And this is, in a large way is the nature of the link between our consciousness and the rest of the mind.  The consciousness believes that the decision happened at the moment it became aware of the decision, because that’s how our minds are wired to see the world.  That’s why movies like The Matrix and Inception can play so well on our minds, because for a moment at least they can open our eyes to the tricky nature of the connection between perception and reality.

But only for a moment.  Because, knowing you might be a brain in a vat, knowing that your consciousness isn’t actually making decisions, knowing the sun is nine minutes ahead of what you see…none of that really matters.  I know it doesn’t matter to me.

I know the sun is nine minutes ahead of what I see, but it doesn’t affect my fundamental perception of the world in any way.  I still look up and say “There’s the sun.”

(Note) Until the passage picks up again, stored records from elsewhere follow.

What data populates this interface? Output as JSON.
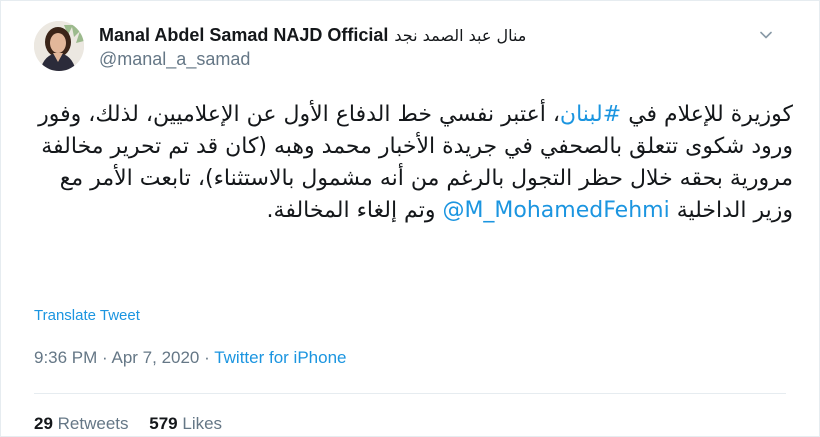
{
  "author": {
    "name_en": "Manal Abdel Samad NAJD Official",
    "name_ar": "منال عبد الصمد نجد",
    "handle": "@manal_a_samad",
    "avatar": "profile-photo"
  },
  "menu_icon": "chevron-down-icon",
  "tweet": {
    "text_part1": "كوزيرة للإعلام في ",
    "hashtag": "#لبنان",
    "text_part2": "، أعتبر نفسي خط الدفاع الأول عن الإعلاميين، لذلك، وفور ورود شكوى تتعلق بالصحفي في جريدة الأخبار محمد وهبه (كان قد تم تحرير مخالفة مرورية بحقه خلال حظر التجول بالرغم من أنه مشمول بالاستثناء)، تابعت الأمر مع وزير الداخلية ",
    "mention": "@M_MohamedFehmi",
    "text_part3": " وتم إلغاء المخالفة."
  },
  "translate_label": "Translate Tweet",
  "meta": {
    "time": "9:36 PM",
    "separator1": " · ",
    "date": "Apr 7, 2020",
    "separator2": " · ",
    "source": "Twitter for iPhone"
  },
  "stats": {
    "retweets_count": "29",
    "retweets_label": "Retweets",
    "likes_count": "579",
    "likes_label": "Likes"
  },
  "colors": {
    "link": "#1b95e0",
    "text": "#14171a",
    "secondary": "#657786",
    "border": "#e6ecf0"
  }
}
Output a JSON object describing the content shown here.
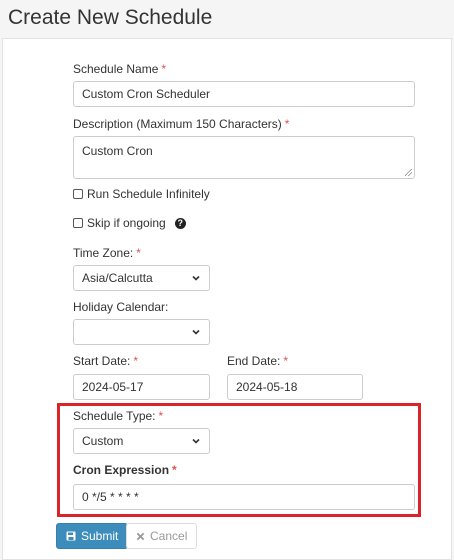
{
  "page_title": "Create New Schedule",
  "form": {
    "schedule_name": {
      "label": "Schedule Name",
      "required_mark": "*",
      "value": "Custom Cron Scheduler"
    },
    "description": {
      "label": "Description (Maximum 150 Characters)",
      "required_mark": "*",
      "value": "Custom Cron"
    },
    "run_infinitely": {
      "label": "Run Schedule Infinitely",
      "checked": false
    },
    "skip_if_ongoing": {
      "label": "Skip if ongoing",
      "checked": false,
      "help_icon": "question-circle-icon"
    },
    "time_zone": {
      "label": "Time Zone:",
      "required_mark": "*",
      "value": "Asia/Calcutta"
    },
    "holiday_calendar": {
      "label": "Holiday Calendar:",
      "value": ""
    },
    "start_date": {
      "label": "Start Date:",
      "required_mark": "*",
      "value": "2024-05-17"
    },
    "end_date": {
      "label": "End Date:",
      "required_mark": "*",
      "value": "2024-05-18"
    },
    "schedule_type": {
      "label": "Schedule Type:",
      "required_mark": "*",
      "value": "Custom"
    },
    "cron_expression": {
      "label": "Cron Expression",
      "required_mark": "*",
      "value": "0 */5 * * * *"
    }
  },
  "actions": {
    "submit_label": "Submit",
    "submit_icon": "save-icon",
    "cancel_label": "Cancel",
    "cancel_icon": "close-icon"
  },
  "colors": {
    "primary": "#3c8dbc",
    "required": "#d9534f",
    "highlight_border": "#d9242a"
  }
}
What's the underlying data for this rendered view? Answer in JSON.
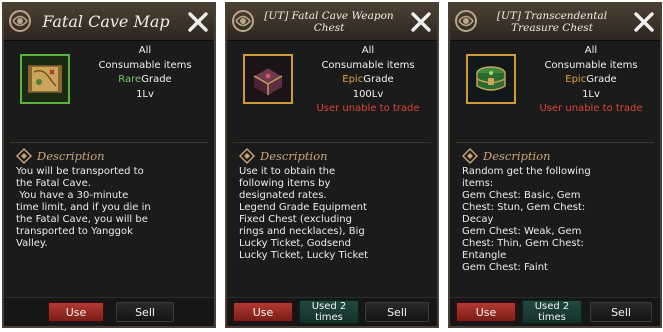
{
  "panels": [
    {
      "title": "Fatal Cave Map",
      "icon": "treasure-map-scroll",
      "frame_color": "#5bb13c",
      "target": "All",
      "item_type": "Consumable items",
      "grade_word": "Rare",
      "grade_suffix": "Grade",
      "level": "1Lv",
      "description_label": "Description",
      "description": "You will be transported to\nthe Fatal Cave.\n You have a 30-minute\ntime limit, and if you die in\nthe Fatal Cave, you will be\ntransported to Yanggok\nValley.",
      "use_label": "Use",
      "sell_label": "Sell"
    },
    {
      "title": "[UT] Fatal Cave Weapon Chest",
      "icon": "weapon-chest",
      "frame_color": "#d19a36",
      "target": "All",
      "item_type": "Consumable items",
      "grade_word": "Epic",
      "grade_suffix": "Grade",
      "level": "100Lv",
      "trade_note": "User unable to trade",
      "description_label": "Description",
      "description": "Use it to obtain the\nfollowing items by\ndesignated rates.\nLegend Grade Equipment\nFixed Chest (excluding\nrings and necklaces), Big\nLucky Ticket, Godsend\nLucky Ticket, Lucky Ticket",
      "use_label": "Use",
      "used_label": "Used 2 times",
      "sell_label": "Sell"
    },
    {
      "title": "[UT] Transcendental Treasure Chest",
      "icon": "treasure-chest",
      "frame_color": "#d19a36",
      "target": "All",
      "item_type": "Consumable items",
      "grade_word": "Epic",
      "grade_suffix": "Grade",
      "level": "1Lv",
      "trade_note": "User unable to trade",
      "description_label": "Description",
      "description": "Random get the following\nitems:\nGem Chest: Basic, Gem\nChest: Stun, Gem Chest:\nDecay\nGem Chest: Weak, Gem\nChest: Thin, Gem Chest:\nEntangle\nGem Chest: Faint",
      "use_label": "Use",
      "used_label": "Used 2 times",
      "sell_label": "Sell"
    }
  ]
}
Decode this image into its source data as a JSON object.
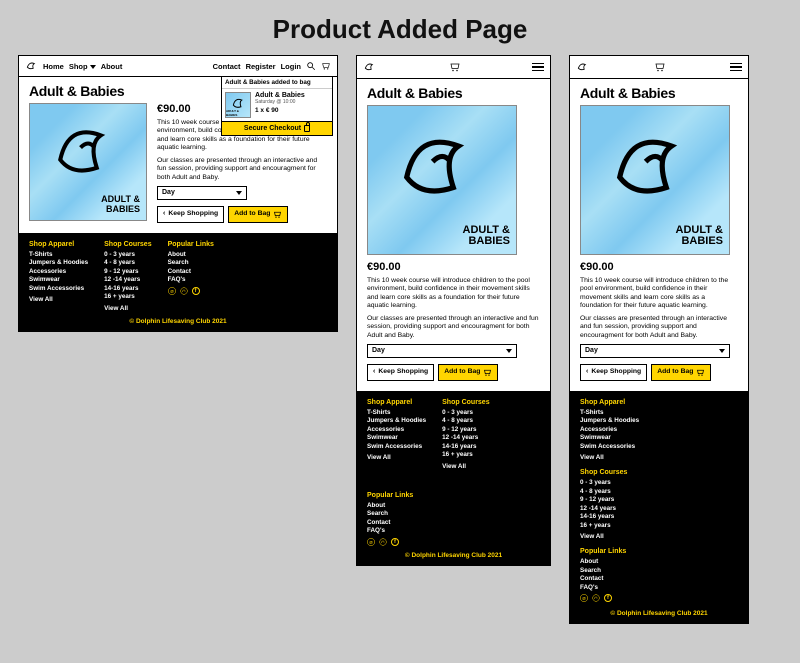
{
  "page_heading": "Product Added Page",
  "nav": {
    "home": "Home",
    "shop": "Shop",
    "about": "About",
    "contact": "Contact",
    "register": "Register",
    "login": "Login"
  },
  "product": {
    "title": "Adult & Babies",
    "price": "€90.00",
    "img_label_line1": "ADULT &",
    "img_label_line2": "BABIES",
    "desc1": "This 10 week course will introduce children to the pool environment, build confidence in their movement skills and learn core skills as a foundation for their future aquatic learning.",
    "desc2": "Our classes are presented through an interactive and fun session, providing support and encouragment for both Adult and Baby.",
    "day_label": "Day",
    "keep_shopping": "Keep Shopping",
    "add_to_bag": "Add to Bag"
  },
  "toast": {
    "header": "Adult & Babies added to bag",
    "name": "Adult & Babies",
    "sub": "Saturday @ 10:00",
    "qty": "1 x € 90",
    "checkout": "Secure Checkout",
    "thumb_label": "ADULT & BABIES"
  },
  "footer": {
    "apparel_h": "Shop Apparel",
    "apparel": [
      "T-Shirts",
      "Jumpers & Hoodies",
      "Accessories",
      "Swimwear",
      "Swim Accessories"
    ],
    "courses_h": "Shop Courses",
    "courses": [
      "0 - 3 years",
      "4 - 8 years",
      "9 - 12 years",
      "12 -14 years",
      "14-16 years",
      "16 + years"
    ],
    "links_h": "Popular Links",
    "links": [
      "About",
      "Search",
      "Contact",
      "FAQ's"
    ],
    "view_all": "View All",
    "copy": "© Dolphin Lifesaving Club 2021"
  }
}
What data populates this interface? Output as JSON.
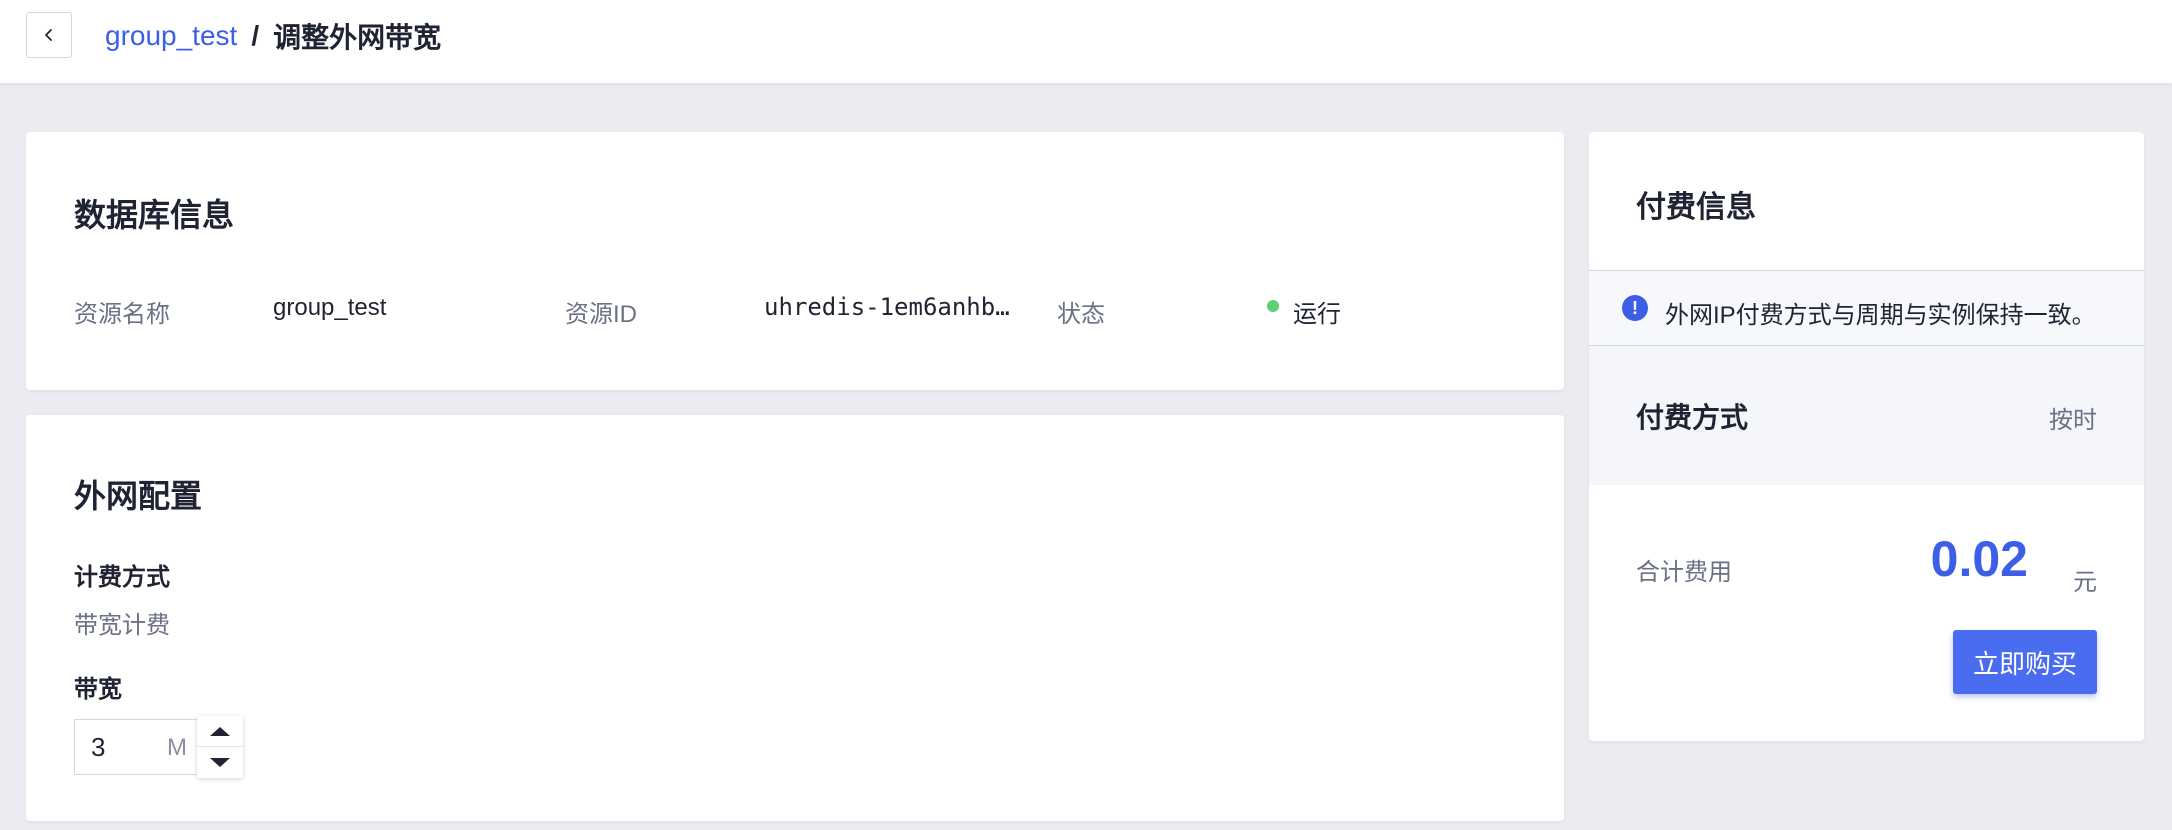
{
  "header": {
    "breadcrumb_link": "group_test",
    "separator": "/",
    "current_page": "调整外网带宽"
  },
  "db_info": {
    "title": "数据库信息",
    "resource_name_label": "资源名称",
    "resource_name_value": "group_test",
    "resource_id_label": "资源ID",
    "resource_id_value": "uhredis-1em6anhb…",
    "status_label": "状态",
    "status_value": "运行",
    "status_color": "#5fcf73"
  },
  "network_config": {
    "title": "外网配置",
    "billing_label": "计费方式",
    "billing_value": "带宽计费",
    "bandwidth_label": "带宽",
    "bandwidth_value": "3",
    "bandwidth_unit": "M"
  },
  "payment": {
    "title": "付费信息",
    "notice": "外网IP付费方式与周期与实例保持一致。",
    "pay_mode_label": "付费方式",
    "pay_mode_value": "按时",
    "total_label": "合计费用",
    "total_amount": "0.02",
    "total_unit": "元",
    "buy_button": "立即购买",
    "accent_color": "#3d5fe8"
  }
}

I acknowledge the fact that I may be nothing more than a brain in a vat dreaming to itself, but that hasn’t stopped me from writing this blog post for all of you lovely projections of my subconscious out there.

Life, as they say, goes on.


If you have an interest in topics like this, I highly recommend you read three books:

The first is I Am a Strange Loop, by Douglas R. Hofstadter, which is a treatise on Hofstadter’s ideas about the mind and soul, as well as a wonderfully in-depth explanation of the perceptual nature of reality.

The second is Saving the Appearances: a Study in Idolatry by Owen Barfield, which deals quite thoroughly with the divide between perception and reality.

The third is The Raw Shark Texts by Stephen Hall, which is essentially a fictional treatment of the concepts of the first book on the list.  Think of it as a literary counterpart to The Matrix, only better.

And since this is the end of the year, I want to send a big old thank you, to all of you out there who read this collection of the stuff that gets caught in the grease trap of my mind.  You may only be projections of my subconscious, but you mean the world to me.